Twitter Canada has been closely following how the transit systems of the country’s 20 largest municipalities use the social media site and released some findings Tuesday.
According to the company’s head of communications, sharing public transit details and updates on any potential route changes or delays is a perfect fit for the platform.
“When you’re looking for real-time information and you’re living in a big city and you’re relying on transit, something like Twitter and public transportation is tailor made,” Cam Gordon told Global News.
Traffic is one of the use cases of Twitter they see most consistently every day. Twitter Canada looked at those major markets three years ago and just completed another deep dive on how different cities use the social medium and how much their audiences have grown.
For instance, the Edmonton Transit Service joined Twitter as @takeETSalert in April 2011. It has about 8,200 followers.
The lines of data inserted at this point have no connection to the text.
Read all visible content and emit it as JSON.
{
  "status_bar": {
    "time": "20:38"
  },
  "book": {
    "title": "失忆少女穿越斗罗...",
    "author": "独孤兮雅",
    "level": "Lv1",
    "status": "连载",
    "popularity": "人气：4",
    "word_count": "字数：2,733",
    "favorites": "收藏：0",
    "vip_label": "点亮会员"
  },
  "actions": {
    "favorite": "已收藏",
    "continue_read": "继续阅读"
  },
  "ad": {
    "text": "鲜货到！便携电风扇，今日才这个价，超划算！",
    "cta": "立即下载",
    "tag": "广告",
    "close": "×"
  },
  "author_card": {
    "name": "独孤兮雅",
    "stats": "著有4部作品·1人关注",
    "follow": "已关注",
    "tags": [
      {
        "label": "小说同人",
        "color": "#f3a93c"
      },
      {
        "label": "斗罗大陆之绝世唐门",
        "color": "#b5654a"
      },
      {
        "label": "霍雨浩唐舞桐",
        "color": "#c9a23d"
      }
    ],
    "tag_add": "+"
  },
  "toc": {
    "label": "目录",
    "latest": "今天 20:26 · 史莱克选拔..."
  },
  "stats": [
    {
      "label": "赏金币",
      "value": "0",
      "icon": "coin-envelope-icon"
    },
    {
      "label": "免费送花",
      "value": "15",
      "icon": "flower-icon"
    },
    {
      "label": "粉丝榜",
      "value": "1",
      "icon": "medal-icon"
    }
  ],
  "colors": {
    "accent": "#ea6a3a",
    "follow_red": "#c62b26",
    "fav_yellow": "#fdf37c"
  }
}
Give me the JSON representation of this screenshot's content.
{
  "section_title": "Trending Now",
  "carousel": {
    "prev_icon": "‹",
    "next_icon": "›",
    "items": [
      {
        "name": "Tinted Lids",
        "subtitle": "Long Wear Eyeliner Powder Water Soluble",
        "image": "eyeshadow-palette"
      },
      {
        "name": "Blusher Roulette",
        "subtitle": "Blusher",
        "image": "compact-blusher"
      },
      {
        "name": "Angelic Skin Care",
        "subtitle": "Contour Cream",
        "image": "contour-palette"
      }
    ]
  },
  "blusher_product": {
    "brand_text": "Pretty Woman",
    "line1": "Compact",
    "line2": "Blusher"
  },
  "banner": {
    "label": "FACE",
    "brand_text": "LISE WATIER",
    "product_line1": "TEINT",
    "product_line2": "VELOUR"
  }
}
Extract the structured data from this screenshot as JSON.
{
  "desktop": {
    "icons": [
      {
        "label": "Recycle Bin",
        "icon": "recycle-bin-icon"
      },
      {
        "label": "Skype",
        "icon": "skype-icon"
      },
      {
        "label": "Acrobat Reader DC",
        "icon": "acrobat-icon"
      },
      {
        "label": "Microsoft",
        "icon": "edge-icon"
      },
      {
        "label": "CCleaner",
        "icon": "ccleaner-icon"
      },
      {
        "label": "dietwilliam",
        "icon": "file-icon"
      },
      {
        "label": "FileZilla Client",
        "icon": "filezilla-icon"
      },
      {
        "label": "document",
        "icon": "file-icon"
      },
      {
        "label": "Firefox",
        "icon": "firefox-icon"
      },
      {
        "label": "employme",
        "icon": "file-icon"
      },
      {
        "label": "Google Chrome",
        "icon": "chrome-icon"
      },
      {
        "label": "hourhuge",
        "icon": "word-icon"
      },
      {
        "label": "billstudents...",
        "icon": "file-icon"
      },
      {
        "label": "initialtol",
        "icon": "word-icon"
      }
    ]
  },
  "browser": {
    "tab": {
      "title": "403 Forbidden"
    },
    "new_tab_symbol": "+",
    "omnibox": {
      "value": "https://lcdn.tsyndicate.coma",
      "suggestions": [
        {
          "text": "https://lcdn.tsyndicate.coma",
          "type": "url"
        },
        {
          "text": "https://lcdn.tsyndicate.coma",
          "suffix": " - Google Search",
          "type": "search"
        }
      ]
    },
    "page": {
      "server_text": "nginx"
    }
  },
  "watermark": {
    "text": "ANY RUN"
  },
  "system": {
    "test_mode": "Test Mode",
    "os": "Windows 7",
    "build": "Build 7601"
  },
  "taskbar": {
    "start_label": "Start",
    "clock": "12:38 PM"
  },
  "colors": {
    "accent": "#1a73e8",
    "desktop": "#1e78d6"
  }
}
Over the last three years, the number of followers it has increased by 115 per cent.
“In the last three years, the following of your local transit provider, ETS, has actually doubled during that time,” Gordon said.
“It’s interesting even though Twitter’s been around for 13, 14 years now, you’re still seeing this inflow of new people using it and using it for different reasons.”
Watch below (Sept. 8, 2017): Edmonton is one of three Canadian cities to have their transit information added to Apple Maps app. As Emily Mertz explains, it’s thanks to Open Data.
Like most major cities, the peaks in conversation around Edmonton transit occur during morning and evening rush hours.
“The busiest days were ether Thursday or Friday of tweets mentioning the local public transit handle… In Edmonton, the busiest day of the week was Friday and between 4 and 5 p.m. you saw the most people tweeting about the transit account,” Gordon said.
“You can, in your mind, think about what type of tweets those are. Those are people just trying to get home, maybe looking for information, perhaps expressing frustration.”
Twitter Canada found local transit organizations use the platform in different ways — some prioritize scheduling changes and alerts, while others use it more as an interactive platform and customer service tool.
Twitter noticed several transit accounts posting hours during which the account is monitored right at the top of the profile.
On that front, many transit systems’ accounts have set their Direct Messaging function as open, meaning the accounts don’t need to follow one another in order to communicate via direct message. DMs are not open for TakeETSalert, however.
“ETS only follows one account and that’s the City of Edmonton,” Gordon pointed out, “versus in other cities, you see the local transit providers will follow a wide range of accounts. Again, it’s really just a local preference and how they manage those — whether they’re putting hours, open DMs, if they’re following other people, how often they’re tweeting — it’s really the cadence of how it’s used in the city and how it’s determined by the teams around those accounts.”
Calgary Transit, @calgarytransit, joined Twitter in March 2009. It has about 123,000 followers. Over the last three years, the number of followers it has increased by 71 per cent.
Calgary Transit has sent about 208,000 tweets while Edmonton Transit has sent about 11,100.
Out of all the Canadian transit accounts Twitter Canada looked at, the Toronto Transit Commission has the most followers.
Watch below (Oct. 25, 2016): Waiting for the bus and not knowing when it will come can be a major source of frustration in Edmonton. That is now a thing of the past for Edmonton Transit. Vinesh Pratap reports.